This paper is concerned with wh-interrogative clauses in which the imperative verbal mood occurs. According to some authors (cf. in particular Lohnstein, 2000; Chiba, 2009), such constructions are ill-formed. Lohnstein offers a semantic account (based on his theory of sentence mood) ruling out imperative (wh-)interrogatives by arguing for the impossibility of partitioning propositions which are not open for truth value assignment. Chiba argues for the ungrammaticality of such structures by assuming that sentence types (as defined by Sadock & Zwicky, 1985) cannot be combined. This paper will show that unacceptable as well as acceptable imperative wh-interrogatives exist and that, therefore, both approaches make the wrong predictions. A pragmatic approach is developed which argues for the realization of incompatible illocutionary acts. This account makes it possible to derive the unacceptability of certain imperative wh-interrogatives and to allow the acceptable cases which can be observed. An advantage of referring to illocutionary acts is that it becomes possible to speak about various subtypes of the erothetic illocution which can be proven to play a role in distinguishing between acceptable and unacceptable imperative wh-interrogatives. The results of controlled acceptability judgements confirm this assumption.
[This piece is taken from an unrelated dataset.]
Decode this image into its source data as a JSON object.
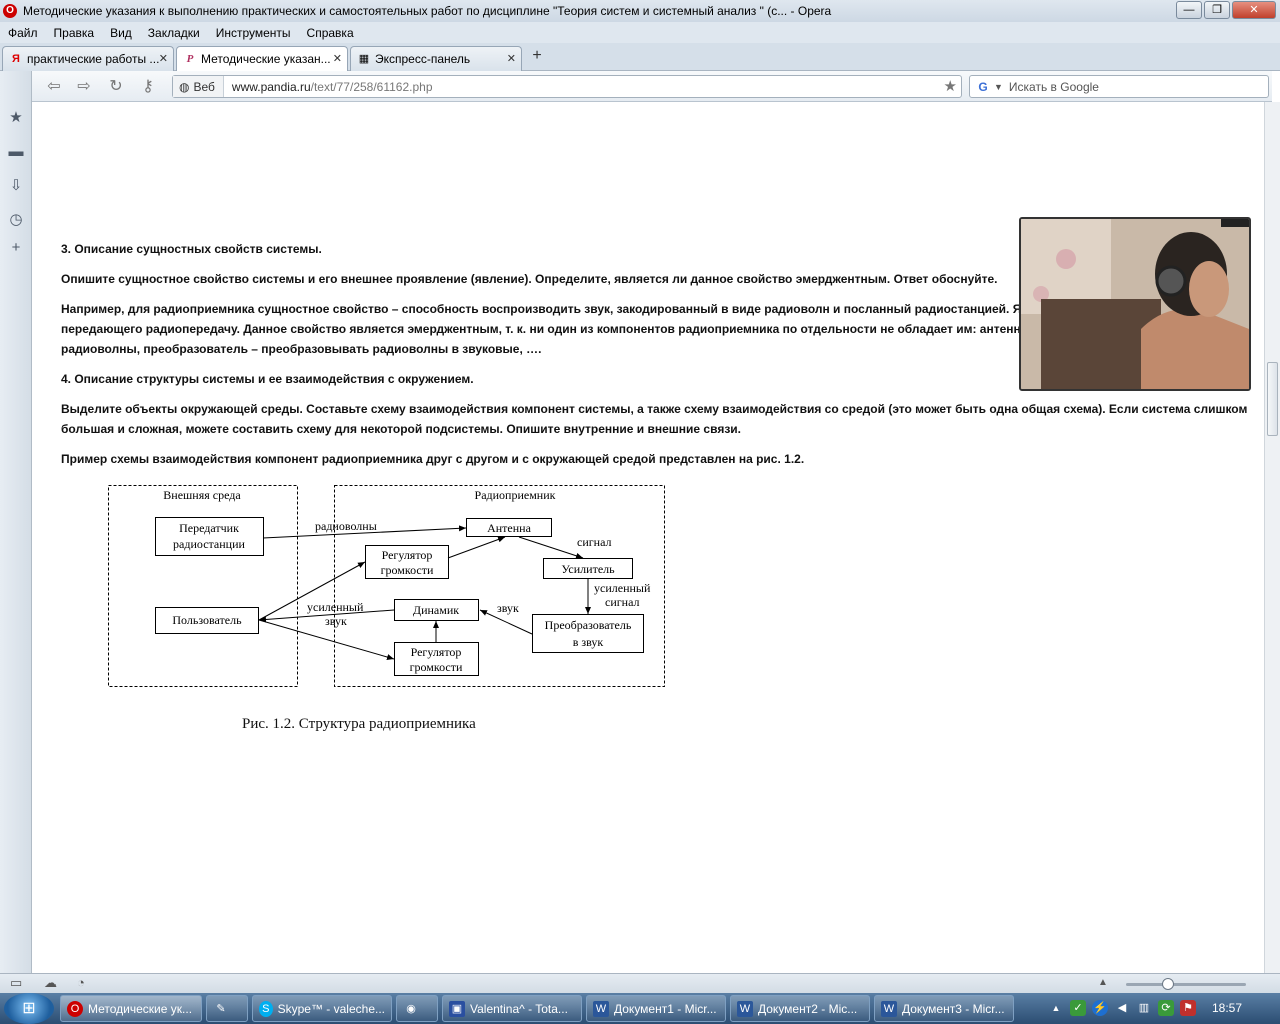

In Müller (2013), I argue that there is a further option to solve this conflict with present subjunctive wh-interrogatives. The shift can also concern whether the verbal mood is attributed to the questioner or to the addressee.